On Behalf of | May 19, 2017 | Personal Injury

Wrongful death lawsuits allow surviving spouses and family to recover financially when a spouse or family members dies due to the negligence or intentional act of another. Wrongful death laws will vary from state to state, but will typically only allow immediate family members, or next of kin, to file the claim. This often results in unmarried individuals being unable to recover for wrongful death claims.
The common exception to this involves states that allow registered domestic partners, which used to be common for same-sex couples prior the nationwide legalization of same-sex marriage. However, frequently, older couples will register as domestic partners rather than re-marry after a divorce, or a prior spouse died, for a wide variety of social and economic reasons.
Being Married Before Death Matters
While wrongful death laws may feel harsh for an unmarried surviving partner, lawmakers and courts have recognized that marriage, or domestic partnership, is a significant step in a couple’s relationship. Until a couple takes that step, legally, they are not considered family members. Since wrongful death statutes are meant to compensate family members of the deceased, only legally recognized family will be able to recover. This means that the child of an unmarried couple would have the right to recover for wrongful death, while the unmarried surviving parent would not.
However, some jurisdictions will make exceptions for individuals that believed they were married, such as California’s putative spouse exception, or if there was a valid common law marriage. These are relatively rare circumstances, but some states will allow an unmarried person who held a good faith belief that they were in fact married to the deceased to bring a wrongful death action.
The Deceased’s Estate and Will

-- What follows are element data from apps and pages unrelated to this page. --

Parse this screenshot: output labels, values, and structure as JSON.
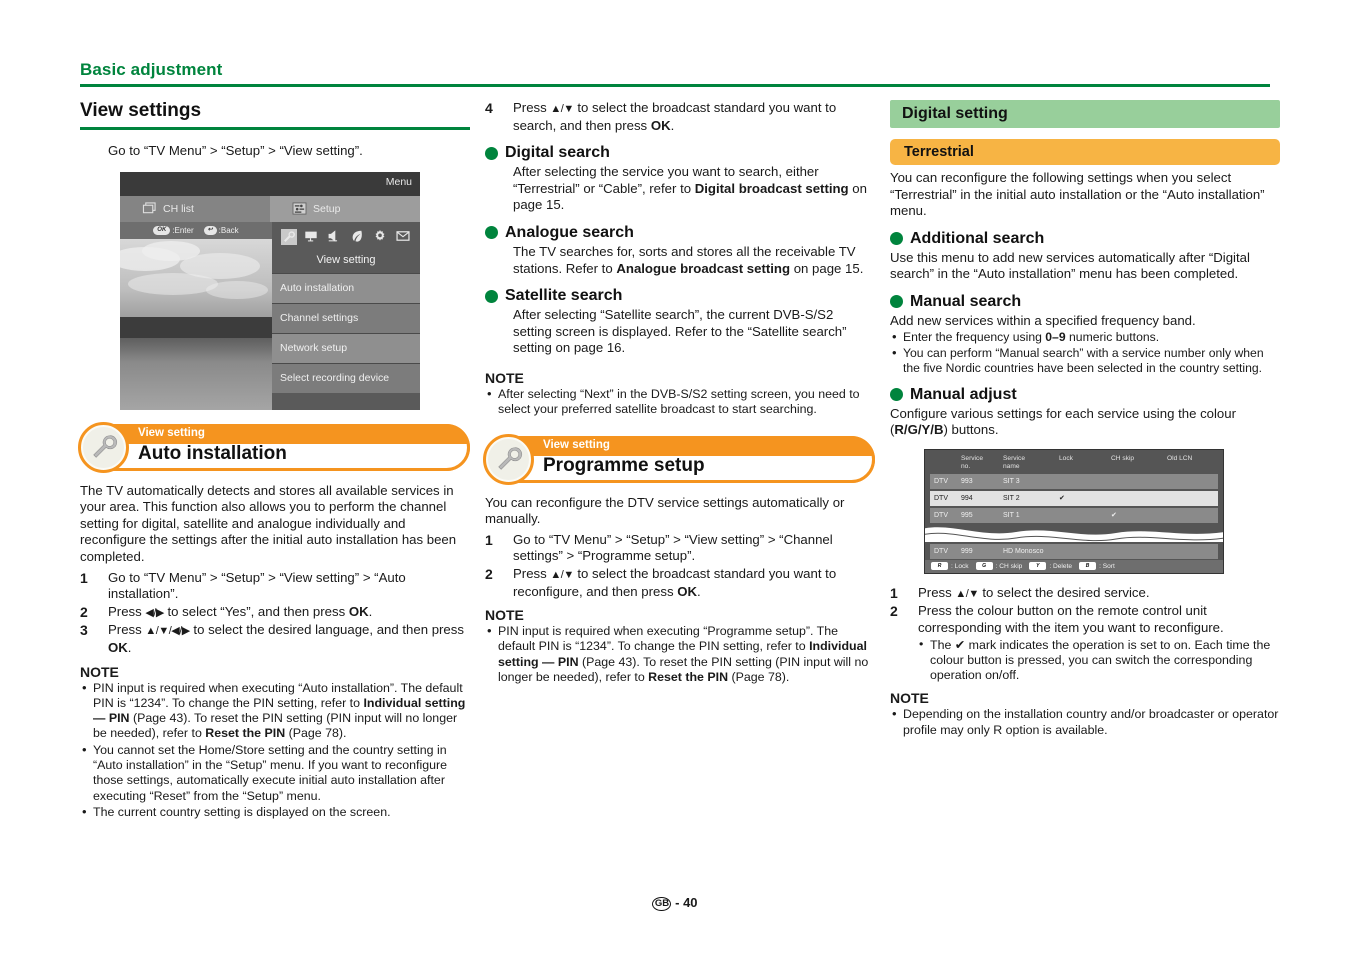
{
  "page": {
    "chapter_title": "Basic adjustment",
    "footer_region": "GB",
    "footer_separator": "-",
    "footer_page": "40"
  },
  "col1": {
    "section_title": "View settings",
    "intro": "Go to “TV Menu” > “Setup” > “View setting”.",
    "tv_menu": {
      "menu_label": "Menu",
      "tab_left": "CH list",
      "tab_right": "Setup",
      "hint_enter_key": "OK",
      "hint_enter": ":Enter",
      "hint_back_key": "↩",
      "hint_back": ":Back",
      "icons": [
        "wrench-icon",
        "picture-icon",
        "audio-icon",
        "eco-icon",
        "setup-icon",
        "mail-icon"
      ],
      "selected_label": "View setting",
      "items": [
        "Auto installation",
        "Channel settings",
        "Network setup",
        "Select recording device"
      ]
    },
    "banner": {
      "kicker": "View setting",
      "title": "Auto installation",
      "icon": "wrench-icon"
    },
    "paragraph": "The TV automatically detects and stores all available services in your area. This function also allows you to perform the channel setting for digital, satellite and analogue individually and reconfigure the settings after the initial auto installation has been completed.",
    "steps": [
      {
        "num": "1",
        "text": "Go to “TV Menu” > “Setup” > “View setting” > “Auto installation”."
      },
      {
        "num": "2",
        "text_pre": "Press ",
        "arrows": "◀/▶",
        "text_mid": " to select “Yes”, and then press ",
        "bold": "OK",
        "text_post": "."
      },
      {
        "num": "3",
        "text_pre": "Press ",
        "arrows": "▲/▼/◀/▶",
        "text_mid": " to select the desired language, and then press ",
        "bold": "OK",
        "text_post": "."
      }
    ],
    "note_heading": "NOTE",
    "notes": [
      "PIN input is required when executing “Auto installation”. The default PIN is “1234”. To change the PIN setting, refer to Individual setting — PIN (Page 43). To reset the PIN setting (PIN input will no longer be needed), refer to Reset the PIN (Page 78).",
      "You cannot set the Home/Store setting and the country setting in “Auto installation” in the “Setup” menu. If you want to reconfigure those settings, automatically execute initial auto installation after executing “Reset” from the “Setup” menu.",
      "The current country setting is displayed on the screen."
    ]
  },
  "col2": {
    "step4": {
      "num": "4",
      "text_pre": "Press ",
      "arrows": "▲/▼",
      "text_mid": " to select the broadcast standard you want to search, and then press ",
      "bold": "OK",
      "text_post": "."
    },
    "digital_search": {
      "heading": "Digital search",
      "body_pre": "After selecting the service you want to search, either “Terrestrial” or “Cable”, refer to ",
      "bold": "Digital broadcast setting",
      "body_post": " on page 15."
    },
    "analogue_search": {
      "heading": "Analogue search",
      "body_pre": "The TV searches for, sorts and stores all the receivable TV stations. Refer to ",
      "bold": "Analogue broadcast setting",
      "body_post": " on page 15."
    },
    "satellite_search": {
      "heading": "Satellite search",
      "body": "After selecting “Satellite search”, the current DVB-S/S2 setting screen is displayed. Refer to the “Satellite search” setting on page 16."
    },
    "note_heading": "NOTE",
    "notes": [
      "After selecting “Next” in the DVB-S/S2 setting screen, you need to select your preferred satellite broadcast to start searching."
    ],
    "banner": {
      "kicker": "View setting",
      "title": "Programme setup",
      "icon": "wrench-icon"
    },
    "paragraph": "You can reconfigure the DTV service settings automatically or manually.",
    "steps": [
      {
        "num": "1",
        "text": "Go to “TV Menu” > “Setup” > “View setting” > “Channel settings” > “Programme setup”."
      },
      {
        "num": "2",
        "text_pre": "Press ",
        "arrows": "▲/▼",
        "text_mid": " to select the broadcast standard you want to reconfigure, and then press ",
        "bold": "OK",
        "text_post": "."
      }
    ],
    "note_heading2": "NOTE",
    "notes2": [
      "PIN input is required when executing “Programme setup”. The default PIN is “1234”. To change the PIN setting, refer to Individual setting — PIN (Page 43). To reset the PIN setting (PIN input will no longer be needed), refer to Reset the PIN (Page 78)."
    ]
  },
  "col3": {
    "section_band": "Digital setting",
    "sub_band": "Terrestrial",
    "intro": "You can reconfigure the following settings when you select “Terrestrial” in the initial auto installation or the “Auto installation” menu.",
    "additional_search": {
      "heading": "Additional search",
      "body": "Use this menu to add new services automatically after “Digital search” in the “Auto installation” menu has been completed."
    },
    "manual_search": {
      "heading": "Manual search",
      "body": "Add new services within a specified frequency band.",
      "bullets_pre": [
        "Enter the frequency using ",
        "You can perform “Manual search” with a service number only when the five Nordic countries have been selected in the country setting."
      ],
      "bullet1_bold": "0–9",
      "bullet1_post": " numeric buttons."
    },
    "manual_adjust": {
      "heading": "Manual adjust",
      "body_pre": "Configure various settings for each service using the colour (",
      "bold": "R/G/Y/B",
      "body_post": ") buttons."
    },
    "service_table": {
      "headers": [
        "",
        "Service no.",
        "Service name",
        "Lock",
        "CH skip",
        "Old LCN"
      ],
      "rows": [
        {
          "type": "DTV",
          "no": "993",
          "name": "SIT 3",
          "lock": "",
          "chskip": "",
          "oldlcn": "",
          "style": "gray"
        },
        {
          "type": "DTV",
          "no": "994",
          "name": "SIT 2",
          "lock": "✔",
          "chskip": "",
          "oldlcn": "",
          "style": "light"
        },
        {
          "type": "DTV",
          "no": "995",
          "name": "SIT 1",
          "lock": "",
          "chskip": "✔",
          "oldlcn": "",
          "style": "gray"
        }
      ],
      "last_row": {
        "type": "DTV",
        "no": "999",
        "name": "HD Monosco",
        "style": "gray"
      },
      "legend": [
        {
          "key": "R",
          "label": ": Lock",
          "color": "#ffffff"
        },
        {
          "key": "G",
          "label": ": CH skip",
          "color": "#ffffff"
        },
        {
          "key": "Y",
          "label": ": Delete",
          "color": "#ffffff"
        },
        {
          "key": "B",
          "label": ": Sort",
          "color": "#ffffff"
        }
      ]
    },
    "steps": [
      {
        "num": "1",
        "text_pre": "Press ",
        "arrows": "▲/▼",
        "text_mid": " to select the desired service.",
        "bold": "",
        "text_post": ""
      },
      {
        "num": "2",
        "text": "Press the colour button on the remote control unit corresponding with the item you want to reconfigure."
      }
    ],
    "substep": "The ✔ mark indicates the operation is set to on. Each time the colour button is pressed, you can switch the corresponding operation on/off.",
    "note_heading": "NOTE",
    "notes": [
      "Depending on the installation country and/or broadcaster or operator profile may only R option is available."
    ]
  },
  "colors": {
    "green": "#00843d",
    "band_green": "#98cf9b",
    "band_orange": "#f7b444",
    "pill_orange": "#f5941f"
  }
}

In many states, in addition to the wrongful death claim, a deceased individual’s estate may still be able to pursue a claim for the underlying injury that led up to the death as well as pain and suffering. When this occurs, the estate can recover for the personal injury, and add those funds to those that will be distributed by the estate. If the deceased provided for an unmarried partner in their will, then the unmarried partner may end up with a larger share of the estate as a result of the posthumus personal injury action.